Next, the internal organs and glands from the neck down to the pelvis are removed. There are a number of techniques for doing that, ranging from removing them item by item to cutting out the whole kit in one piece from top, above the larynx to the bottom, at the pelvis. (This is called the Rokitansky method.) It all begins with the 'Y' incision made with a large scalpel and now universally known from TV and movies. First a' V' cut is made from each shoulder down to the bottom of the sternum. This cut detours below the breasts if the subject is female. The chest flap is cut away from bone and underlying tissues and then pulled up over the subject's head. A straight cut is made downwards from the sternum to the pubis, cutting through the abdominal wall but avoiding the belly button, and the side flaps are laid back.

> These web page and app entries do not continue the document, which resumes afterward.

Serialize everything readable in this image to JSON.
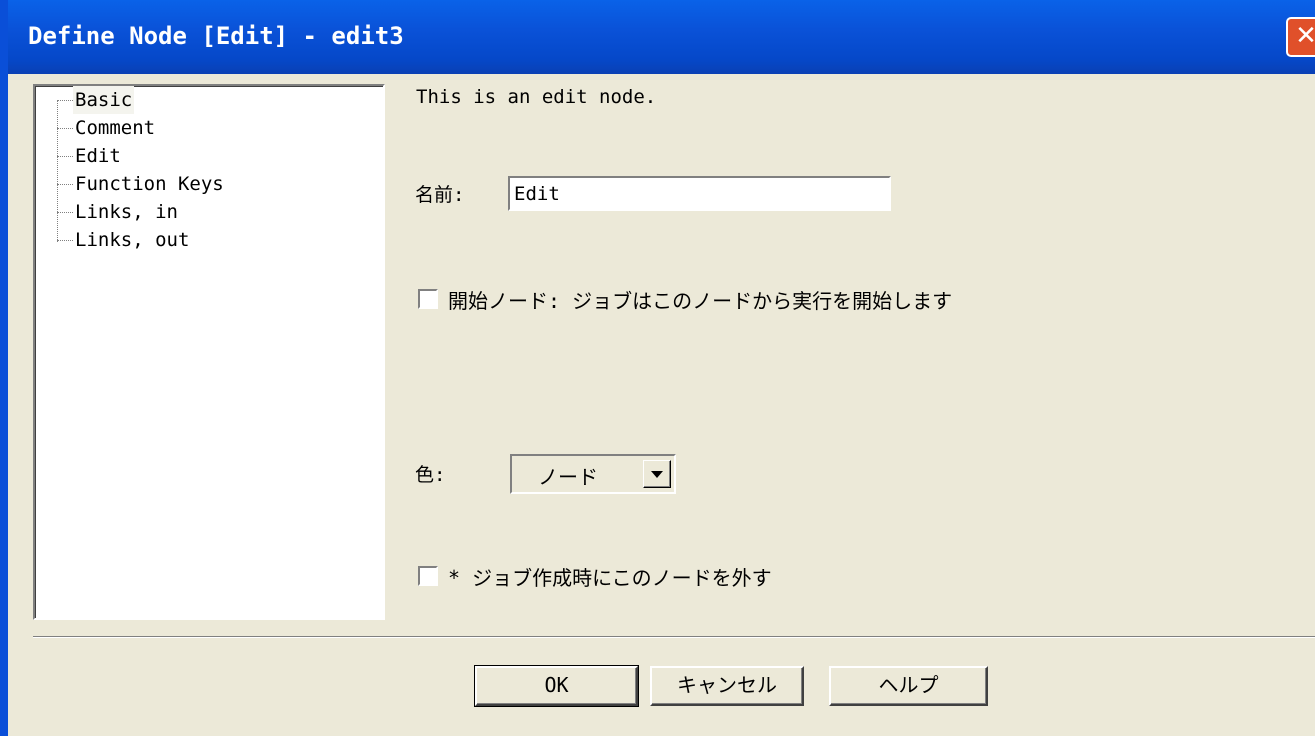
{
  "window": {
    "title": "Define Node [Edit] - edit3",
    "close_glyph": "✕"
  },
  "tree": {
    "items": [
      {
        "label": "Basic",
        "selected": true
      },
      {
        "label": "Comment"
      },
      {
        "label": "Edit"
      },
      {
        "label": "Function Keys"
      },
      {
        "label": "Links, in"
      },
      {
        "label": "Links, out"
      }
    ]
  },
  "basic": {
    "description": "This is an edit node.",
    "name_label": "名前:",
    "name_value": "Edit",
    "start_node_checked": false,
    "start_node_label": "開始ノード: ジョブはこのノードから実行を開始します",
    "color_label": "色:",
    "color_value": "ノード",
    "exclude_checked": false,
    "exclude_label": "* ジョブ作成時にこのノードを外す"
  },
  "buttons": {
    "ok": "OK",
    "cancel": "キャンセル",
    "help": "ヘルプ"
  },
  "colors": {
    "titlebar": "#0a52d8",
    "face": "#ece9d8",
    "close": "#e0502a"
  },
  "icons": [
    "close-icon",
    "chevron-down-icon"
  ]
}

Then, the ribs are detached from the sternum with an bone cutter (a large frightening thing with curved blade that you may have seen in a horror movie or two) or an electric bone saw. (The Stryker autopsy bone saw, by the way, is not at all as intimidating as it looks and sounds when turned on. Its serrated cutting edge vibrates rather than rotates, so it cuts bones neatly but does not easily damage soft tissues.) The sternum is lifted out, and the ribs are pulled back, exposing the lungs and pericardial sac.

The organs are moved to a dissection table, which is often placed above the legs of the body. There, the organs are sliced open to reveal the internal structure, and are examined for abnormalities or disease. The esophagus, stomach and major blood vessels and ducts are also cut open and examined. Samples are taken and placed in formalin. The last and least pleasant job is 'running the gut'. The intestines are taken to a sink with lots of running water and cut open for internal examination. This job may fall to a lower ranking assistant.

After curing, the brain is also sliced and examined.

After examination, the brain is usually incinerated. The remnants of other dissected organs are either sloshed back into the body cavity or incinerated. The skull and sternum are returned to their original positions and the incisions are sewn up with coarse thread, usually with the same kind of stitch used on baseballs.

As with many old crafts, there is a separation between the older purists and the impatient youngsters. The purist works with scalpels and a large, long knife, known as the 'bread knife', which takes skill and produces elegant, clean cuts. Many younger prosectors prefer scissors where expedient.

The decision on cause of death is the job of the pathologist. If the pathologist was not the prosector, which is what the person who does the autopsy is called, then the judgment is made on the basis of the prosector's notes, photographs, direct microscopic examination, and lab results. The final result is a report signed by the pathologist.

If you want to try your hand at a pathologist's job of determining cause of death, try this Virtual Autopsy